Segment Start: SUPPLIED INFORMATION

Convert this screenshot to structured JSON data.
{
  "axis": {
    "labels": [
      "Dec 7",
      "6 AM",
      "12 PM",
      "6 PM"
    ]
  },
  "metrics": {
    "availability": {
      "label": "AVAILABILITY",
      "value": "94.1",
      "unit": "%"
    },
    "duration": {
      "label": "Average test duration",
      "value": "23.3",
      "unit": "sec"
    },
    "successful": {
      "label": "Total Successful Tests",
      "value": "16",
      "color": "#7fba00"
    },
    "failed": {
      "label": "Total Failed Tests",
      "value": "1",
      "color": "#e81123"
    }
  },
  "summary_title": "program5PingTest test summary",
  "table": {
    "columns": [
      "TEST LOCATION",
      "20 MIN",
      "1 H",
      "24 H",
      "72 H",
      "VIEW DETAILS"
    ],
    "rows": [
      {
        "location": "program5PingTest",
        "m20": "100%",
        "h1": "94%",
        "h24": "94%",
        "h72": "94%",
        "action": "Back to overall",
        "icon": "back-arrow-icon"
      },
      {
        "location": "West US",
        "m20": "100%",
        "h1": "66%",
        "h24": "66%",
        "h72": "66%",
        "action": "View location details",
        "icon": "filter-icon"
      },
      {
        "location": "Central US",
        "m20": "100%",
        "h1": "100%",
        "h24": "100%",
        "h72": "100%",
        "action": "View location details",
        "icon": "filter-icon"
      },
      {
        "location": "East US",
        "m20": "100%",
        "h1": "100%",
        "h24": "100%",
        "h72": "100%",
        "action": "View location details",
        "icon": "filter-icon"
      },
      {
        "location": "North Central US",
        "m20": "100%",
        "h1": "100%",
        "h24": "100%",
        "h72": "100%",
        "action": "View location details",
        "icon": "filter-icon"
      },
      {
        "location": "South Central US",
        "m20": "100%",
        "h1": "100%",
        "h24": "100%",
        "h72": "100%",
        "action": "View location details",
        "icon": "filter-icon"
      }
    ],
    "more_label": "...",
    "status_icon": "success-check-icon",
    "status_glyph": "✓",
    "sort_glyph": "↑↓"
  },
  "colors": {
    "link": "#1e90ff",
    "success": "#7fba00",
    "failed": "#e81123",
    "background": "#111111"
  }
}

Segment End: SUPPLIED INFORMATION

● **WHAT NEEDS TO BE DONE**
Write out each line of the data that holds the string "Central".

● **RESPONSE**
        "location": "Central US",
        "location": "North Central US",
        "location": "South Central US",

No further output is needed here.